One of the oldest parts of the city is now perhaps what most would consider the sleaziest. The neighborhood of De Wallen around the Oulde Krek is now known as Rossebuurt, the Red Light District.
Prostitutes here are tax-payers. While there is still a street trade, the majority of sex is purchased from a window display.
While there are women who work in the windows at all hours, the district gets really crazy at night. Roving bands of bachelors and tourist couples giggling at the site of it all.
Yes, I find it really disturbing and wrong that women are displayed as wares, but in reality, there will always be prostitution no matter the laws and it's much safter for them to be in a store-front.
There's a big concentration of sex shops, bars, peepshows, and slightly sketchy coffee shops in the neighborhood as well. The police here are more like peacekeepers, and they don't carry guns but they wear bright yellow vests. People selling hard drugs set up shop on the bridges openly in the red light district- it's one of the few things that are illegal, but it's tolerated. A Dutch friend of mine said of the police, "You could take a piss on an officer's leg and he'd just fall over."

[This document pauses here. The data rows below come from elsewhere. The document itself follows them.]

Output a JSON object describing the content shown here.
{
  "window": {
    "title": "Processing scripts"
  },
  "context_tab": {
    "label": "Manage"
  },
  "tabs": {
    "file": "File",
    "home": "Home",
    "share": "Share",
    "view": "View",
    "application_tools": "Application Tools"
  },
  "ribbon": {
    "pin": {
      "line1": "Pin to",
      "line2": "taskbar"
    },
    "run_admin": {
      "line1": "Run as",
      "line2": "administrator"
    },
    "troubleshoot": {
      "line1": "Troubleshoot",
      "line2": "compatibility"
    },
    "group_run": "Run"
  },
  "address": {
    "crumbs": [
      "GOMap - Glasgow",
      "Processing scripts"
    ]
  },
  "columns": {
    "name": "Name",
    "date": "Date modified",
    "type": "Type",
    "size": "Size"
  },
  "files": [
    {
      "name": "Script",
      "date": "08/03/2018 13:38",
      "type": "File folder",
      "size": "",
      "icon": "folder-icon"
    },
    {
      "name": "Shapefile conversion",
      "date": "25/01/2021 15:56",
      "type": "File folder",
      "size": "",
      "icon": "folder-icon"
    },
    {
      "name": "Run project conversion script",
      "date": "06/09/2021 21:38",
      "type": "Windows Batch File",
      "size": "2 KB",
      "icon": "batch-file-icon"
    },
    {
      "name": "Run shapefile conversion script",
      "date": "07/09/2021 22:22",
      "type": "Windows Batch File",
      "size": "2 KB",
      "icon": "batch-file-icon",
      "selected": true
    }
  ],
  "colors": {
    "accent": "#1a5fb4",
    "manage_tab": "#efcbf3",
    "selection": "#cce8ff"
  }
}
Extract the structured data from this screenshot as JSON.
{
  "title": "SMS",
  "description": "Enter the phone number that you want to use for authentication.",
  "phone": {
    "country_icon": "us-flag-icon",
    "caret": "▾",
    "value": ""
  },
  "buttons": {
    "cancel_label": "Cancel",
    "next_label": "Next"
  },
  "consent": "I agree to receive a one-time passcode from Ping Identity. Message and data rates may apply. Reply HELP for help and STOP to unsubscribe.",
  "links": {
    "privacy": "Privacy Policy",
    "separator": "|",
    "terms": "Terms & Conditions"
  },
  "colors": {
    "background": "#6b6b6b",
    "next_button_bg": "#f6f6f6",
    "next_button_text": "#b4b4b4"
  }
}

The locals that I've spoken with are pretty much over all this, as they have seen and done it all as teenagers, and most of them lead pretty sweet and quiet lives.
During the day, the neighborhood is quiet. The day-shift prostitutes are generally sitting in their windows, reading or doing crossword puzzles in their underwear, occasionally getting up to tap on their windows to beacon a passer-by to come in.
One thing I did observe with much chagrin was the high concentration of tourist in sweatpants and trainers. Really, sweatpants? This isn't Walmart. Even growing up in Maine, you would have been shamed if you were wearing sweatpants outside of the gym. Paris might be close by, but clearly, not influential in this regard.
One of the things that I did want to buy but didn't was an antique tile. Some of them were so detailed and beautiful.
There's a great shopping neighborhood called De 9 Straatjes (nine streets) that has a wealth of cutesy boutiques and antique shops. It reminded me of what Soho used to be before all the giant chain retailers took over. One of my beefs with New York is how quickly it filled up with mall stores when it used to be full of unique small businesses that are now lost and gone forever.
St Nicholas, the French rule-era Catholic church. All the other churches in Amsterdam are Calvinist austere, but not St Nicks!
I was almost a little sad to have to return to Paris (woe is me). It's nice that it's just a few hours away on the TGV.